### Exercise material:
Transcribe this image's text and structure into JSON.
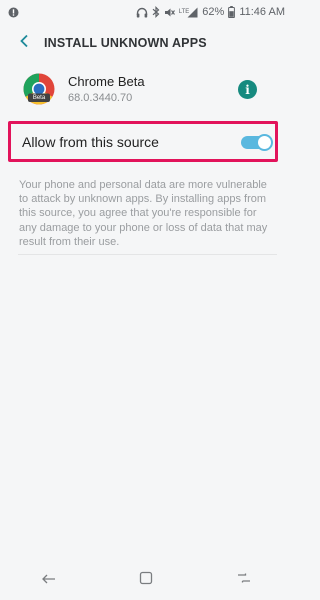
{
  "status_bar": {
    "network_label": "LTE",
    "battery": "62%",
    "time": "11:46 AM",
    "icons": [
      "alert-icon",
      "headphones-icon",
      "bluetooth-icon",
      "mute-icon",
      "signal-icon",
      "battery-icon"
    ]
  },
  "header": {
    "title": "INSTALL UNKNOWN APPS",
    "back_icon": "back-arrow-icon"
  },
  "app": {
    "name": "Chrome Beta",
    "version": "68.0.3440.70",
    "icon": "chrome-beta-icon",
    "icon_badge": "Beta",
    "info_icon": "info-icon"
  },
  "setting": {
    "label": "Allow from this source",
    "enabled": true,
    "highlight_color": "#e2135b",
    "toggle_color": "#5ab8df"
  },
  "description": "Your phone and personal data are more vulnerable to attack by unknown apps. By installing apps from this source, you agree that you're responsible for any damage to your phone or loss of data that may result from their use.",
  "nav_bar": {
    "icons": [
      "back-icon",
      "home-icon",
      "recents-icon"
    ]
  },
  "colors": {
    "background": "#f5f6f7",
    "info_button": "#168a7f"
  }
}
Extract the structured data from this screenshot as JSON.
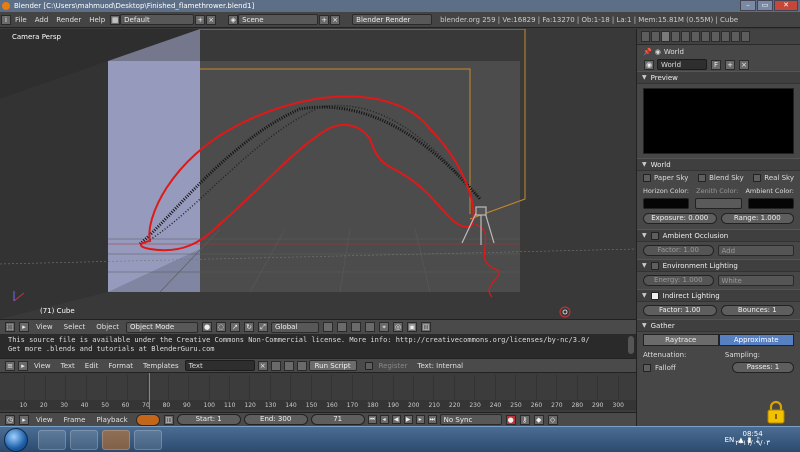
{
  "window": {
    "title": "Blender [C:\\Users\\mahmuod\\Desktop\\Finished_flamethrower.blend1]"
  },
  "infobar": {
    "menus": [
      "File",
      "Add",
      "Render",
      "Help"
    ],
    "screen": "Default",
    "scene": "Scene",
    "engine": "Blender Render",
    "stats": "blender.org 259 | Ve:16829 | Fa:13270 | Ob:1-18 | La:1 | Mem:15.81M (0.55M) | Cube"
  },
  "viewport": {
    "label": "Camera Persp",
    "object": "(71) Cube",
    "header": {
      "menus": [
        "View",
        "Select",
        "Object"
      ],
      "mode": "Object Mode",
      "orientation": "Global"
    }
  },
  "text_editor": {
    "line1": "This source file is available under the Creative Commons Non-Commercial license. More info: http://creativecommons.org/licenses/by-nc/3.0/",
    "line2": "Get more .blends and tutorials at BlenderGuru.com",
    "header": {
      "menus": [
        "View",
        "Text",
        "Edit",
        "Format",
        "Templates"
      ],
      "datablock": "Text",
      "run_script": "Run Script",
      "register": "Register",
      "status": "Text: Internal"
    }
  },
  "timeline": {
    "ticks": [
      "10",
      "20",
      "30",
      "40",
      "50",
      "60",
      "70",
      "80",
      "90",
      "100",
      "110",
      "120",
      "130",
      "140",
      "150",
      "160",
      "170",
      "180",
      "190",
      "200",
      "210",
      "220",
      "230",
      "240",
      "250",
      "260",
      "270",
      "280",
      "290",
      "300"
    ],
    "current_frame": 71,
    "header": {
      "menus": [
        "View",
        "Frame",
        "Playback"
      ],
      "start": "Start: 1",
      "end": "End: 300",
      "frame": "71",
      "sync": "No Sync"
    }
  },
  "properties": {
    "context": "World",
    "world_name": "World",
    "world_flag": "F",
    "preview_label": "Preview",
    "world_panel": {
      "label": "World",
      "paper_sky": "Paper Sky",
      "blend_sky": "Blend Sky",
      "real_sky": "Real Sky",
      "horizon_color_label": "Horizon Color:",
      "zenith_color_label": "Zenith Color:",
      "ambient_color_label": "Ambient Color:",
      "horizon_color": "#050505",
      "zenith_color": "#5a5a5a",
      "ambient_color": "#050505",
      "exposure": "Exposure: 0.000",
      "range": "Range: 1.000"
    },
    "ambient_occlusion": {
      "label": "Ambient Occlusion",
      "factor": "Factor: 1.00",
      "blend": "Add"
    },
    "environment_lighting": {
      "label": "Environment Lighting",
      "energy": "Energy: 1.000",
      "color": "White"
    },
    "indirect_lighting": {
      "label": "Indirect Lighting",
      "factor": "Factor: 1.00",
      "bounces": "Bounces: 1"
    },
    "gather": {
      "label": "Gather",
      "raytrace": "Raytrace",
      "approximate": "Approximate",
      "attenuation": "Attenuation:",
      "sampling": "Sampling:",
      "falloff": "Falloff",
      "passes": "Passes: 1"
    }
  },
  "taskbar": {
    "language": "EN",
    "time": "08:54",
    "date": "٢٠١١/٠٩/٠٣"
  }
}
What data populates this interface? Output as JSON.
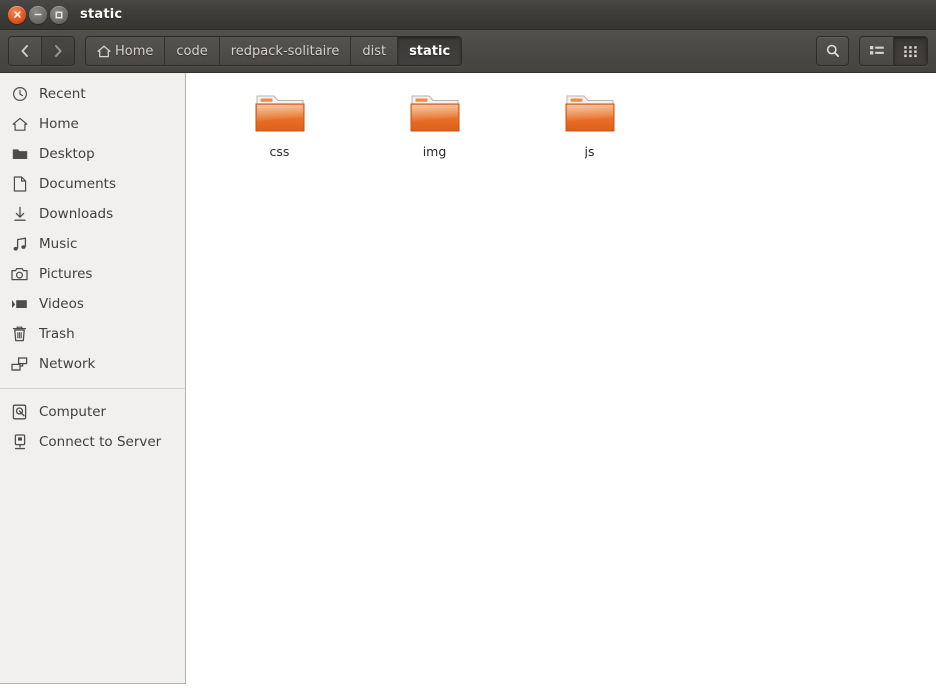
{
  "window": {
    "title": "static",
    "controls": [
      {
        "name": "close",
        "label": "Close"
      },
      {
        "name": "minimize",
        "label": "Minimize"
      },
      {
        "name": "maximize",
        "label": "Maximize"
      }
    ]
  },
  "toolbar": {
    "back_label": "Back",
    "forward_label": "Forward",
    "search_label": "Search",
    "list_view_label": "List view",
    "grid_view_label": "Icon view",
    "active_view": "grid",
    "breadcrumb": [
      {
        "label": "Home",
        "icon": "home-icon",
        "active": false
      },
      {
        "label": "code",
        "icon": "",
        "active": false
      },
      {
        "label": "redpack-solitaire",
        "icon": "",
        "active": false
      },
      {
        "label": "dist",
        "icon": "",
        "active": false
      },
      {
        "label": "static",
        "icon": "",
        "active": true
      }
    ]
  },
  "sidebar": {
    "groups": [
      {
        "items": [
          {
            "label": "Recent",
            "icon": "clock-icon"
          },
          {
            "label": "Home",
            "icon": "home-icon"
          },
          {
            "label": "Desktop",
            "icon": "folder-icon"
          },
          {
            "label": "Documents",
            "icon": "document-icon"
          },
          {
            "label": "Downloads",
            "icon": "download-icon"
          },
          {
            "label": "Music",
            "icon": "music-note-icon"
          },
          {
            "label": "Pictures",
            "icon": "camera-icon"
          },
          {
            "label": "Videos",
            "icon": "video-icon"
          },
          {
            "label": "Trash",
            "icon": "trash-icon"
          },
          {
            "label": "Network",
            "icon": "network-icon"
          }
        ]
      },
      {
        "items": [
          {
            "label": "Computer",
            "icon": "computer-icon"
          },
          {
            "label": "Connect to Server",
            "icon": "server-icon"
          }
        ]
      }
    ]
  },
  "content": {
    "files": [
      {
        "name": "css",
        "type": "folder"
      },
      {
        "name": "img",
        "type": "folder"
      },
      {
        "name": "js",
        "type": "folder"
      }
    ]
  },
  "colors": {
    "titlebar": "#3d3b38",
    "toolbar": "#4b4945",
    "sidebar_bg": "#f1f0ee",
    "content_bg": "#ffffff",
    "folder_orange": "#e8622a",
    "close_button": "#e0561f",
    "text_light": "#d6d3cd",
    "text_dark": "#40403f"
  }
}
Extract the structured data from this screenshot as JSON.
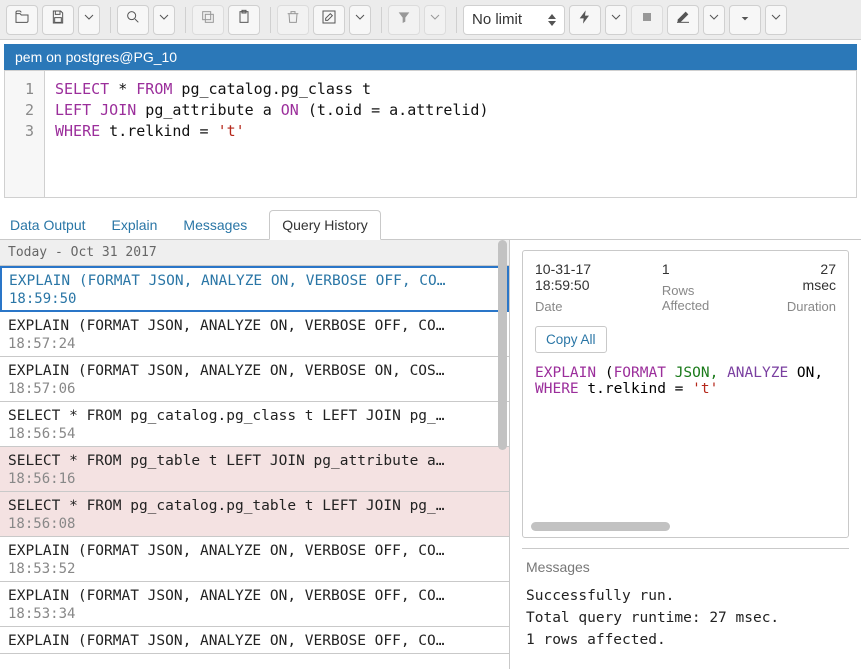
{
  "toolbar": {
    "limit_label": "No limit"
  },
  "connection": {
    "label": "pem on postgres@PG_10"
  },
  "editor": {
    "lines": {
      "l1": {
        "a": "SELECT",
        "b": " * ",
        "c": "FROM",
        "d": " pg_catalog.pg_class t"
      },
      "l2": {
        "a": "LEFT JOIN",
        "b": " pg_attribute a ",
        "c": "ON",
        "d": " (t.oid = a.attrelid)"
      },
      "l3": {
        "a": "WHERE",
        "b": " t.relkind = ",
        "c": "'t'"
      }
    },
    "gutter": {
      "n1": "1",
      "n2": "2",
      "n3": "3"
    }
  },
  "tabs": {
    "data_output": "Data Output",
    "explain": "Explain",
    "messages": "Messages",
    "query_history": "Query History"
  },
  "history": {
    "date_header": "Today - Oct 31 2017",
    "items": [
      {
        "q": "EXPLAIN (FORMAT JSON, ANALYZE ON, VERBOSE OFF, CO…",
        "ts": "18:59:50",
        "selected": true,
        "error": false
      },
      {
        "q": "EXPLAIN (FORMAT JSON, ANALYZE ON, VERBOSE OFF, CO…",
        "ts": "18:57:24",
        "selected": false,
        "error": false
      },
      {
        "q": "EXPLAIN (FORMAT JSON, ANALYZE ON, VERBOSE ON, COS…",
        "ts": "18:57:06",
        "selected": false,
        "error": false
      },
      {
        "q": "SELECT * FROM pg_catalog.pg_class t LEFT JOIN pg_…",
        "ts": "18:56:54",
        "selected": false,
        "error": false
      },
      {
        "q": "SELECT * FROM pg_table t LEFT JOIN pg_attribute a…",
        "ts": "18:56:16",
        "selected": false,
        "error": true
      },
      {
        "q": "SELECT * FROM pg_catalog.pg_table t LEFT JOIN pg_…",
        "ts": "18:56:08",
        "selected": false,
        "error": true
      },
      {
        "q": "EXPLAIN (FORMAT JSON, ANALYZE ON, VERBOSE OFF, CO…",
        "ts": "18:53:52",
        "selected": false,
        "error": false
      },
      {
        "q": "EXPLAIN (FORMAT JSON, ANALYZE ON, VERBOSE OFF, CO…",
        "ts": "18:53:34",
        "selected": false,
        "error": false
      },
      {
        "q": "EXPLAIN (FORMAT JSON, ANALYZE ON, VERBOSE OFF, CO…",
        "ts": "",
        "selected": false,
        "error": false
      }
    ]
  },
  "detail": {
    "date_value": "10-31-17 18:59:50",
    "date_label": "Date",
    "rows_value": "1",
    "rows_label": "Rows Affected",
    "dur_value": "27 msec",
    "dur_label": "Duration",
    "copy": "Copy All",
    "sql": {
      "l1": {
        "a": "EXPLAIN",
        "b": " (",
        "c": "FORMAT",
        "d": " JSON, ",
        "e": "ANALYZE",
        "f": " ON,"
      },
      "l2": {
        "a": "WHERE",
        "b": " t.relkind = ",
        "c": "'t'"
      }
    }
  },
  "messages": {
    "title": "Messages",
    "l1": "Successfully run.",
    "l2": "Total query runtime: 27 msec.",
    "l3": "1 rows affected."
  }
}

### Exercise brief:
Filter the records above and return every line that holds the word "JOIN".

### Result of this task:
        "a": "LEFT JOIN",
        "q": "SELECT * FROM pg_catalog.pg_class t LEFT JOIN pg_…",
        "q": "SELECT * FROM pg_table t LEFT JOIN pg_attribute a…",
        "q": "SELECT * FROM pg_catalog.pg_table t LEFT JOIN pg_…",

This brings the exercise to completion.